A Look at Self-Storage Growth Trends: Now and Post-Pandemic

For many years, many people thought that self-storage was a great way to invest their money. Many said it is a recession-resistant and often overlooked way to support. Don’t just take their word for it. Recently, Storage Mart — the eighth largest self-storage company — announced that Bill Gates joined forces as an investor.

What is a typical self-storage facility? Self-storage (a shorthand for “self-service storage,” and also known as “device storage”) is an industry that rents storage space (such as rooms, lockers, containers, and/or outdoor space), also known as “storage units,” to tenants, usually on a short-term basis (often month-to-month).

Several factors drive the self-storage industry higher, including growing urbanization, increased downsizing from the coronavirus, lifestyle changes, and more. While many things affect real estate performance, self-storage is influenced by the transition and trauma business. The industry often plays a role in people’s complex life events. As a result, it is one of the most recession-resistant asset classes.

According to Mordor Intelligence Research, the valuation of the self-storage market reached USD 87.65 billion in 2019. By 2025, that valuation is expected to grow to $115.62 billion. This puts the compound annual growth rate (CAGR) at 134.79% over the forecast period of 2020-2025.

In addition, self-storage can withstand a recession. In looking at recent economic effects as a result of the pandemic, self-storage continues to stay afloat. It has been found that the delinquency rate on about 1700 loans for self-storage facilities to be less impacted than the delinquency rate for loans in other sectors of real estate –including hotels.

Self-storage is vital during the looming coronavirus-inspired recession due partly to urbanization. Renters need a place to store the belongings that no longer fit when their rental spaces shrink; they move home with family or choose a more nomadic lifestyle. Because of this trend, self-storage is benefiting.

Another source of demand comes from businesses. During a recession, many companies, unfortunately, risk the loss of failing. The hope is that these businesses can get back on their feet. Until then, however, they need a place to store their belongings — self-storage facilities.

There are also many business leaders managing offices with their employees working from home. They are starting to realize that they can work with a much smaller office footprint. As a result, the retail and office space vacancies are increasing and may continue to do so. In the meantime, downsizing office space can mean a need for businesses to store items.

Lifestyle changes can occur at any time. Amid the current pandemic, a new unfortunate change is an increase in those seeking a divorce. Compared to the same time in 2019, the number of people looking for divorce was 34% higher from March to June. Covid-19 has significantly increased downsizing, divorce, dislocation, and death. Due to these unfortunate events that can take place during a recession, self-storage has acted as a necessary service people use as they navigate difficult life transitions. 

Another factor supporting the success of self-storage is that the cost of development for facilities is often lower than multifamily dwellings with similar rates of rent per square rent.

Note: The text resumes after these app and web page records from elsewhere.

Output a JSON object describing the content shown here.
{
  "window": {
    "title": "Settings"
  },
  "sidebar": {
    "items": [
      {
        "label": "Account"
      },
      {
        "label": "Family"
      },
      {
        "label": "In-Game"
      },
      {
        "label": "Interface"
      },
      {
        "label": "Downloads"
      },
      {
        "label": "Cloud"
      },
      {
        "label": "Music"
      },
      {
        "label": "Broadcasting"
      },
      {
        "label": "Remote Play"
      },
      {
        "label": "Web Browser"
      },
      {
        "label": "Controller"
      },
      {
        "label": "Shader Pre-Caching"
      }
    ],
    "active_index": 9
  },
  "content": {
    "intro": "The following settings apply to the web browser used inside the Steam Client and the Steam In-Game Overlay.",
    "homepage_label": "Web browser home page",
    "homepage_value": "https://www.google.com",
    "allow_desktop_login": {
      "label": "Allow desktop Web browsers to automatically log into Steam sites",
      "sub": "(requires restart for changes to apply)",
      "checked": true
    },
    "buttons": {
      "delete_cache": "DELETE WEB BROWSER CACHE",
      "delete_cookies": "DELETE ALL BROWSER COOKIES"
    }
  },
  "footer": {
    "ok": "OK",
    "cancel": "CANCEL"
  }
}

This helps with profit potential. One industry company shows that multifamily dwellings can develop from $60 to $70 per square foot while rents are between $7.50 and $12.00 per square foot. Self-storage facilities can often be designed between $34-$42 per square foot before renting between $6.50-$12.00 per square foot. 

However, even with the steady stats and increased demand, many are still concerned that the looming recession will affect the values of self-storage and that people will no longer be able to afford to store their belongings. Despite the recession, there are opportunities for investing in self-storage right now — more specifically for the bullish investor.

These investors are on the sidelines, looking for opportunities. They are anticipating the recession will provide many great options. These opportunities will come from two types of situations: owners cannot refinance their property because they did not create a value add. Secondly, those who are afraid of a market crash and are putting their properties on the market. Many of these properties have an upside potential that makes them great deals.

There are always those who are nervous about the future. Due to all the doom and gloom in the market, many people are willing to sell their facilities because of the fear of what the future holds. However, for those who have experienced previous recessions and learned from them, these are also times that can provide excellent investment opportunities. 

This is a great time to educate yourself and do your research. Investigate those projects that you previously set aside. You may find that they make sense at the current interest rates. Whether the market continues to enter deeper into a recession or recovers quickly, there will always be opportunities in self-storage facilities.